5 {More} Ideas for Learning Letter-Sound Relationships

Although Immy has been unofficially learning to read since she was born, this year she started pre-primary (children turning five and six) which sees her taking her first, tentative steps on the more formal path of learning to read. One major component of their learning program involves learning letter-sound relationships or phonics. Following Immy’s interest, we have been playing with letters and letter sounds for almost two years now and so I have been looking for some fresh, playful ideas for reinforcing her learning at home…

1. Twist It! Draw nine circles with chalk onto the pavement, three rows of three circles, spread out like a Twister game board. Add one letter that your child is learning the sound of to each circle. Get your child stretching, moving and twisting with a series of verbal instructions. For example;

“Put your right hand onto the /b/”

“Put your left foot onto the /t/”

“Put your left hand onto the letter that this word begins with – apple.”

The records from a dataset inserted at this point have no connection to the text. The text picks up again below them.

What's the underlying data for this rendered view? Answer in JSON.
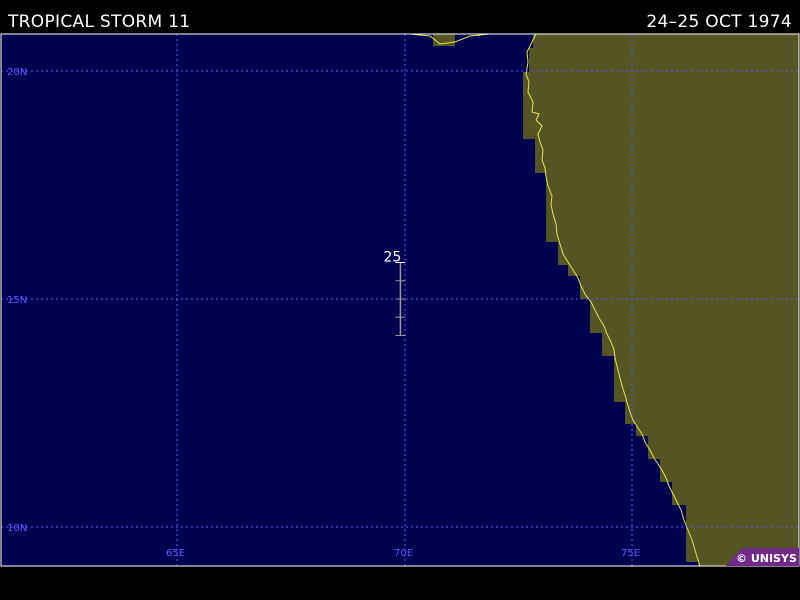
{
  "header": {
    "title": "TROPICAL STORM 11",
    "dates": "24–25 OCT 1974"
  },
  "map": {
    "lat_labels": [
      "20N",
      "15N",
      "10N"
    ],
    "lon_labels": [
      "65E",
      "70E",
      "75E"
    ],
    "colors": {
      "ocean": "#000050",
      "land": "#545424",
      "coast": "#e5e54a",
      "grid": "#5a5aff",
      "track": "#9a9a9a",
      "frame": "#ffffff",
      "credit_bg": "#6f2a8a"
    }
  },
  "track": {
    "points": [
      {
        "lat": 15.8,
        "lon": 69.9,
        "wind_label": "25"
      },
      {
        "lat": 15.4,
        "lon": 69.9
      },
      {
        "lat": 15.0,
        "lon": 69.9
      },
      {
        "lat": 14.6,
        "lon": 69.9
      },
      {
        "lat": 14.2,
        "lon": 69.9
      }
    ]
  },
  "credit": "© UNISYS"
}
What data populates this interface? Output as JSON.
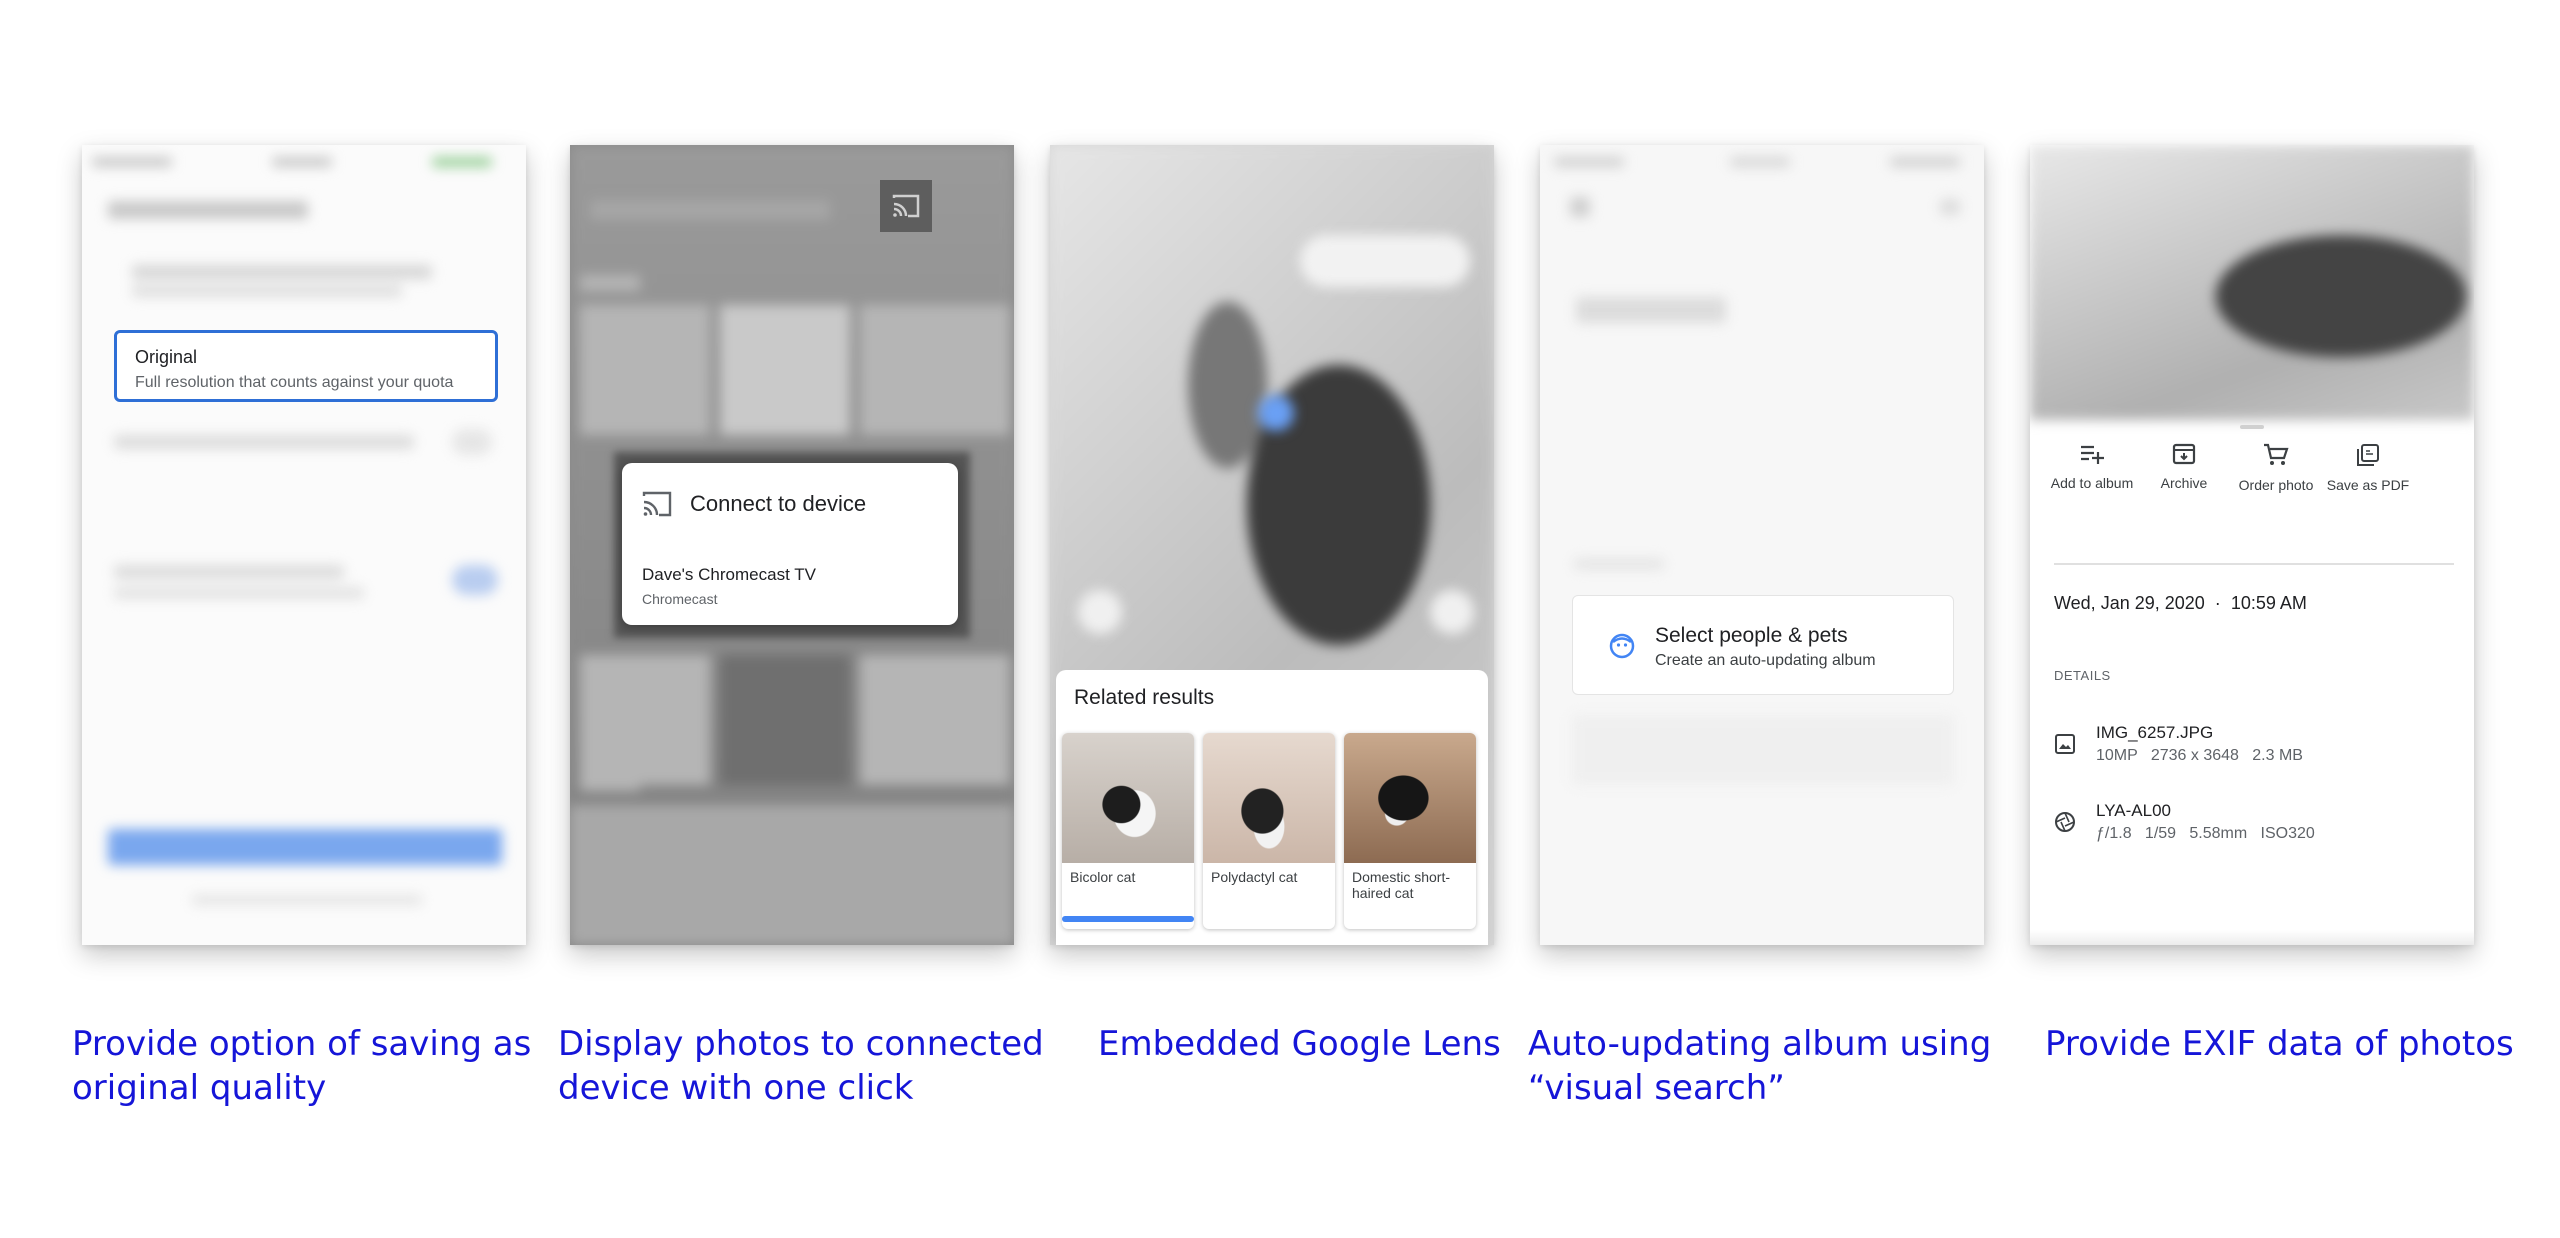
{
  "panels": [
    {
      "caption_line1": "Provide option of saving as",
      "caption_line2": "original quality",
      "card_title": "Original",
      "card_subtitle": "Full resolution that counts against your quota"
    },
    {
      "caption_line1": "Display photos to connected",
      "caption_line2": "device with one click",
      "dialog_title": "Connect to device",
      "device_name": "Dave's Chromecast TV",
      "device_type": "Chromecast"
    },
    {
      "caption_line1": "Embedded Google Lens",
      "related_title": "Related results",
      "results": [
        {
          "label": "Bicolor cat"
        },
        {
          "label": "Polydactyl cat"
        },
        {
          "label": "Domestic short-haired cat"
        }
      ]
    },
    {
      "caption_line1": "Auto-updating album using",
      "caption_line2": "“visual search”",
      "option_title": "Select people & pets",
      "option_subtitle": "Create an auto-updating album"
    },
    {
      "caption_line1": "Provide EXIF data of photos",
      "actions": [
        {
          "label": "Add to album",
          "icon": "add-to-album-icon"
        },
        {
          "label": "Archive",
          "icon": "archive-icon"
        },
        {
          "label": "Order photo",
          "icon": "cart-icon"
        },
        {
          "label": "Save as PDF",
          "icon": "pdf-icon"
        }
      ],
      "date": "Wed, Jan 29, 2020",
      "time": "10:59 AM",
      "details_heading": "DETAILS",
      "file_name": "IMG_6257.JPG",
      "file_info": "10MP   2736 x 3648   2.3 MB",
      "camera_model": "LYA-AL00",
      "camera_info": "ƒ/1.8   1/59   5.58mm   ISO320"
    }
  ],
  "colors": {
    "caption": "#1515d8",
    "accent": "#2e6fd6",
    "progress": "#4285f4"
  }
}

2. Alphabet Rocks: This type of resource is great for reinforcing abstract concepts with physical (or kinesthetic) learners who like to touch, feel and handle things. Make one set for a simple game of finding the corresponding letter to a spoken sound or the initial sound of a word that you say or make two sets (either two sets of lower case letters or one set of lower case and one of upper case for an additional challenge) for a game of Concentration.

3. Magazine Hunt: Have fun hunting for letters! Use a marker pen to circle the letter representing the letter sound they are learning in a magazine, newspaper or shop catalogue.

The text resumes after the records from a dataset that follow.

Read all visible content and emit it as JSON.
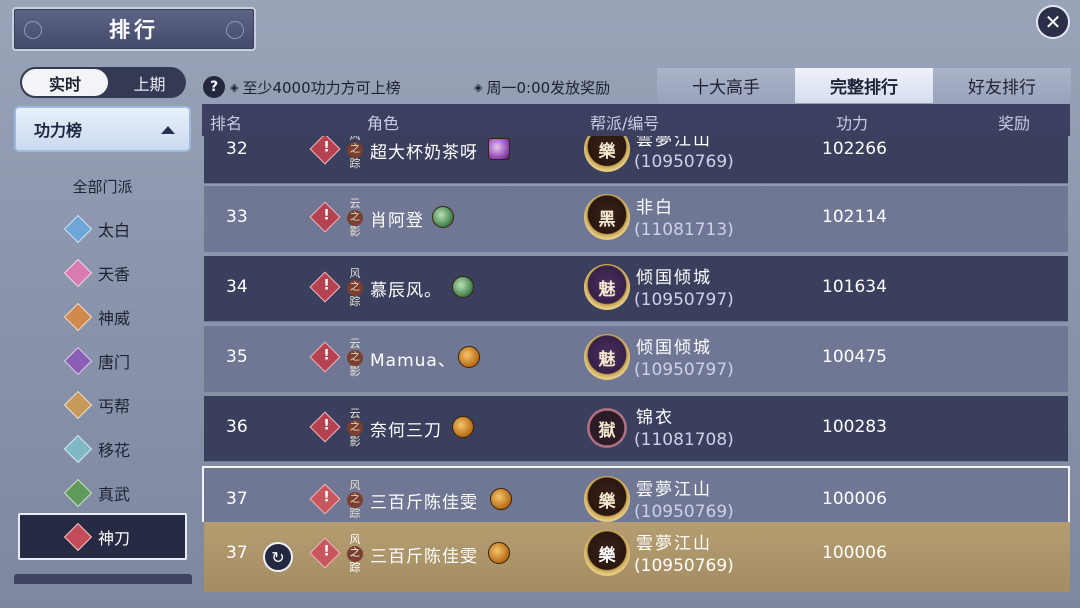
{
  "header": {
    "title": "排行",
    "close_icon": "close-icon"
  },
  "period_toggle": {
    "active": "实时",
    "inactive": "上期"
  },
  "category": {
    "label": "功力榜"
  },
  "sects": {
    "title": "全部门派",
    "items": [
      {
        "label": "太白",
        "color": "#6fa6d8"
      },
      {
        "label": "天香",
        "color": "#d77bb0"
      },
      {
        "label": "神威",
        "color": "#d08a4e"
      },
      {
        "label": "唐门",
        "color": "#8c5fb6"
      },
      {
        "label": "丐帮",
        "color": "#c79a5a"
      },
      {
        "label": "移花",
        "color": "#7fb9c4"
      },
      {
        "label": "真武",
        "color": "#5f9b5a"
      },
      {
        "label": "神刀",
        "color": "#c24c58"
      }
    ],
    "selected": "神刀"
  },
  "info": {
    "min_power": "至少4000功力方可上榜",
    "reward_time": "周一0:00发放奖励"
  },
  "tabs": [
    {
      "label": "十大高手",
      "active": false
    },
    {
      "label": "完整排行",
      "active": true
    },
    {
      "label": "好友排行",
      "active": false
    }
  ],
  "table": {
    "headers": {
      "rank": "排名",
      "role": "角色",
      "guild": "帮派/编号",
      "power": "功力",
      "reward": "奖励"
    },
    "rows": [
      {
        "rank": "32",
        "pet": [
          "风",
          "之",
          "踪"
        ],
        "name": "超大杯奶茶呀",
        "guild": "雲夢江山",
        "guild_emblem": "樂",
        "id": "(10950769)",
        "power": "102266"
      },
      {
        "rank": "33",
        "pet": [
          "云",
          "之",
          "影"
        ],
        "name": "肖阿登",
        "guild": "非白",
        "guild_emblem": "黑",
        "id": "(11081713)",
        "power": "102114"
      },
      {
        "rank": "34",
        "pet": [
          "风",
          "之",
          "踪"
        ],
        "name": "慕辰风。",
        "guild": "倾国倾城",
        "guild_emblem": "魅",
        "id": "(10950797)",
        "power": "101634"
      },
      {
        "rank": "35",
        "pet": [
          "云",
          "之",
          "影"
        ],
        "name": "Mamua、",
        "guild": "倾国倾城",
        "guild_emblem": "魅",
        "id": "(10950797)",
        "power": "100475"
      },
      {
        "rank": "36",
        "pet": [
          "云",
          "之",
          "影"
        ],
        "name": "奈何三刀",
        "guild": "锦衣",
        "guild_emblem": "獄",
        "id": "(11081708)",
        "power": "100283"
      },
      {
        "rank": "37",
        "pet": [
          "风",
          "之",
          "踪"
        ],
        "name": "三百斤陈佳雯",
        "guild": "雲夢江山",
        "guild_emblem": "樂",
        "id": "(10950769)",
        "power": "100006"
      }
    ],
    "self": {
      "rank": "37",
      "pet": [
        "风",
        "之",
        "踪"
      ],
      "name": "三百斤陈佳雯",
      "guild": "雲夢江山",
      "guild_emblem": "樂",
      "id": "(10950769)",
      "power": "100006"
    }
  }
}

4. Bathtime Bonanza: Add a set of craft foam letters (you’ll need a set that are not self adhesive) to bath time. When wet the letters will cling to the bath tiles or shower screen.

5. Make Your Own Letter-Sound Book or Wall Frieze: Encourage your child to find and photograph a household object representing each letter they have learnt. Print the images out to make into a book or wall frieze, adding your own text by hand or before printing. You’ll find a gorgeous example here (but truly your children will enjoy the process even if it the finished book is not quite so polished).

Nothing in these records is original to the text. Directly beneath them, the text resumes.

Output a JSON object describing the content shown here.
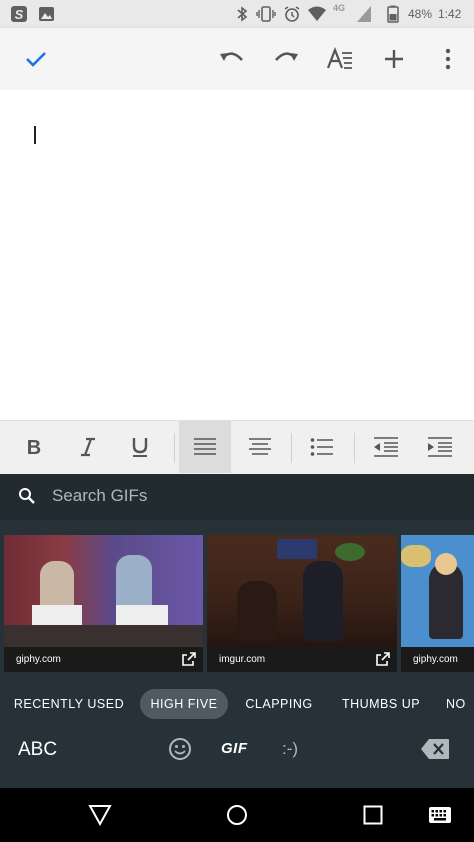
{
  "status_bar": {
    "network": "4G",
    "battery": "48%",
    "time": "1:42"
  },
  "document": {
    "body_text": ""
  },
  "keyboard": {
    "search_placeholder": "Search GIFs",
    "gifs": [
      {
        "source": "giphy.com"
      },
      {
        "source": "imgur.com"
      },
      {
        "source": "giphy.com"
      }
    ],
    "categories": [
      {
        "label": "RECENTLY USED"
      },
      {
        "label": "HIGH FIVE",
        "selected": true
      },
      {
        "label": "CLAPPING"
      },
      {
        "label": "THUMBS UP"
      },
      {
        "label": "NO"
      }
    ],
    "bottom_row": {
      "abc_label": "ABC",
      "gif_label": "GIF",
      "emoticon_label": ":-)"
    }
  },
  "colors": {
    "accent_blue": "#1a73e8",
    "keyboard_bg": "#263238",
    "chip_active": "#4f5b61"
  }
}
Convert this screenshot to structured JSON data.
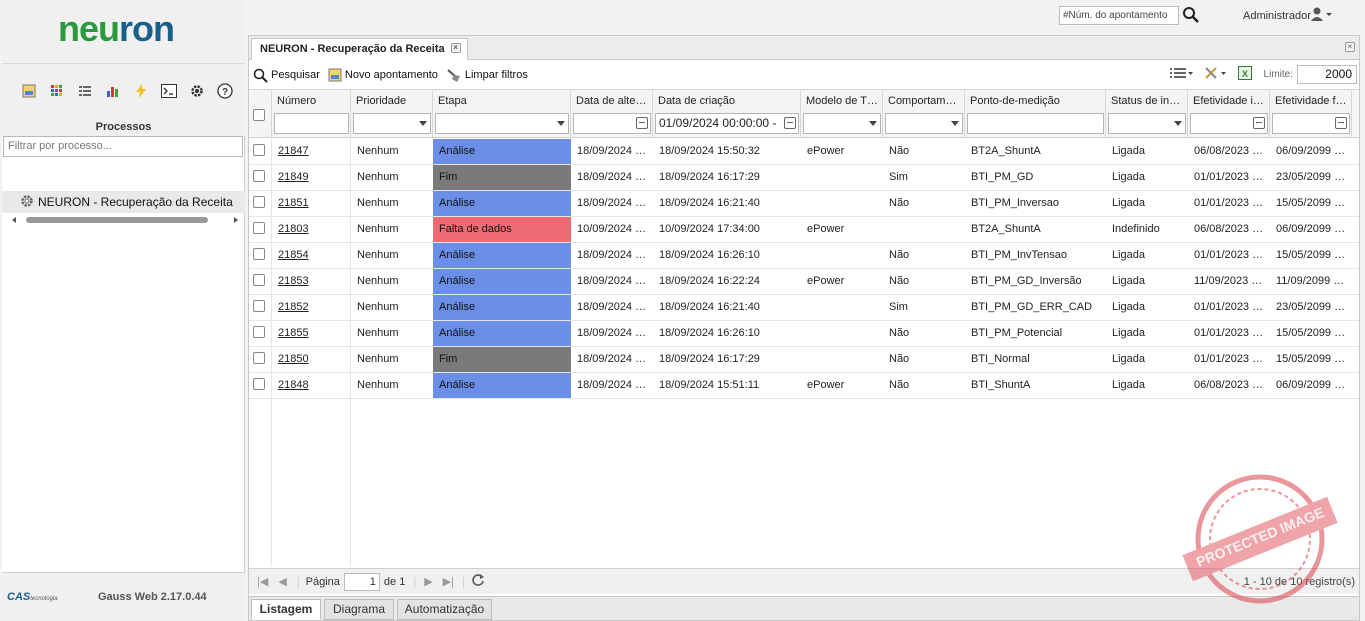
{
  "app": {
    "logo_text_1": "neu",
    "logo_text_2": "ron",
    "version": "Gauss Web 2.17.0.44",
    "company": "CAS",
    "company_sub": "tecnologia"
  },
  "topbar": {
    "search_placeholder": "#Núm. do apontamento",
    "user": "Administrador"
  },
  "sidebar": {
    "section_title": "Processos",
    "filter_placeholder": "Filtrar por processo...",
    "process_item": "NEURON - Recuperação da Receita",
    "icons": [
      "image-icon",
      "grid-color-icon",
      "list-icon",
      "bar-chart-icon",
      "lightning-icon",
      "terminal-icon",
      "gear-icon",
      "help-icon"
    ]
  },
  "main": {
    "tab_title": "NEURON - Recuperação da Receita",
    "toolbar": {
      "search": "Pesquisar",
      "new": "Novo apontamento",
      "clear": "Limpar filtros",
      "limit_label": "Limite:",
      "limit_value": "2000"
    },
    "columns": [
      "Número",
      "Prioridade",
      "Etapa",
      "Data de alte…",
      "Data de criação",
      "Modelo de T…",
      "Comportam…",
      "Ponto-de-medição",
      "Status de in…",
      "Efetividade i…",
      "Efetividade f…"
    ],
    "filters": {
      "created": "01/09/2024 00:00:00 -"
    },
    "rows": [
      {
        "num": "21847",
        "prio": "Nenhum",
        "etapa": "Análise",
        "kind": "analise",
        "alt": "18/09/2024 …",
        "cri": "18/09/2024 15:50:32",
        "mod": "ePower",
        "comp": "Não",
        "ponto": "BT2A_ShuntA",
        "status": "Ligada",
        "ef_i": "06/08/2023 …",
        "ef_f": "06/09/2099 …"
      },
      {
        "num": "21849",
        "prio": "Nenhum",
        "etapa": "Fim",
        "kind": "fim",
        "alt": "18/09/2024 …",
        "cri": "18/09/2024 16:17:29",
        "mod": "",
        "comp": "Sim",
        "ponto": "BTI_PM_GD",
        "status": "Ligada",
        "ef_i": "01/01/2023 …",
        "ef_f": "23/05/2099 …"
      },
      {
        "num": "21851",
        "prio": "Nenhum",
        "etapa": "Análise",
        "kind": "analise",
        "alt": "18/09/2024 …",
        "cri": "18/09/2024 16:21:40",
        "mod": "",
        "comp": "Não",
        "ponto": "BTI_PM_Inversao",
        "status": "Ligada",
        "ef_i": "01/01/2023 …",
        "ef_f": "15/05/2099 …"
      },
      {
        "num": "21803",
        "prio": "Nenhum",
        "etapa": "Falta de dados",
        "kind": "falta",
        "alt": "10/09/2024 …",
        "cri": "10/09/2024 17:34:00",
        "mod": "ePower",
        "comp": "",
        "ponto": "BT2A_ShuntA",
        "status": "Indefinido",
        "ef_i": "06/08/2023 …",
        "ef_f": "06/09/2099 …"
      },
      {
        "num": "21854",
        "prio": "Nenhum",
        "etapa": "Análise",
        "kind": "analise",
        "alt": "18/09/2024 …",
        "cri": "18/09/2024 16:26:10",
        "mod": "",
        "comp": "Não",
        "ponto": "BTI_PM_InvTensao",
        "status": "Ligada",
        "ef_i": "01/01/2023 …",
        "ef_f": "15/05/2099 …"
      },
      {
        "num": "21853",
        "prio": "Nenhum",
        "etapa": "Análise",
        "kind": "analise",
        "alt": "18/09/2024 …",
        "cri": "18/09/2024 16:22:24",
        "mod": "ePower",
        "comp": "Não",
        "ponto": "BTI_PM_GD_Inversão",
        "status": "Ligada",
        "ef_i": "11/09/2023 …",
        "ef_f": "11/09/2099 …"
      },
      {
        "num": "21852",
        "prio": "Nenhum",
        "etapa": "Análise",
        "kind": "analise",
        "alt": "18/09/2024 …",
        "cri": "18/09/2024 16:21:40",
        "mod": "",
        "comp": "Sim",
        "ponto": "BTI_PM_GD_ERR_CAD",
        "status": "Ligada",
        "ef_i": "01/01/2023 …",
        "ef_f": "23/05/2099 …"
      },
      {
        "num": "21855",
        "prio": "Nenhum",
        "etapa": "Análise",
        "kind": "analise",
        "alt": "18/09/2024 …",
        "cri": "18/09/2024 16:26:10",
        "mod": "",
        "comp": "Não",
        "ponto": "BTI_PM_Potencial",
        "status": "Ligada",
        "ef_i": "01/01/2023 …",
        "ef_f": "15/05/2099 …"
      },
      {
        "num": "21850",
        "prio": "Nenhum",
        "etapa": "Fim",
        "kind": "fim",
        "alt": "18/09/2024 …",
        "cri": "18/09/2024 16:17:29",
        "mod": "",
        "comp": "Não",
        "ponto": "BTI_Normal",
        "status": "Ligada",
        "ef_i": "01/01/2023 …",
        "ef_f": "15/05/2099 …"
      },
      {
        "num": "21848",
        "prio": "Nenhum",
        "etapa": "Análise",
        "kind": "analise",
        "alt": "18/09/2024 …",
        "cri": "18/09/2024 15:51:11",
        "mod": "ePower",
        "comp": "Não",
        "ponto": "BTI_ShuntA",
        "status": "Ligada",
        "ef_i": "06/08/2023 …",
        "ef_f": "06/09/2099 …"
      }
    ],
    "pager": {
      "page_label": "Página",
      "page_value": "1",
      "of_label": "de 1",
      "records": "1 - 10 de 10 registro(s)"
    },
    "bottom_tabs": [
      "Listagem",
      "Diagrama",
      "Automatização"
    ]
  },
  "watermark": "PROTECTED IMAGE",
  "colors": {
    "analise": "#6b8fe6",
    "fim": "#7a7a7a",
    "falta": "#ee6b73"
  }
}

Do you have any suggestions for playful letter-sound learning?

Related Posts


  1. Love this list. We are right in the exciting place of beginning to read! I love it… it’s like I can see his brain growing before my very eyes!

    My big boy is learning this cool set of hand actions to go with letters/sounds at school too. The hand action relates to how you make the sound for each letter or group of letters… so ‘mmmm’ you make a fist next to your nose with three fingers because the sound comes out your nose and m has three sticks… makes more sense when you actually do it! LOL But it is really cool and he is picking it up really fast and it is even helping the girls have still have issues with letter reversals.

    1. Immy is using the same hand actions, Kate. Working with kids as they are learning to read was my most favourite part of being a teacher, it is so exciting 🙂

Comments are closed.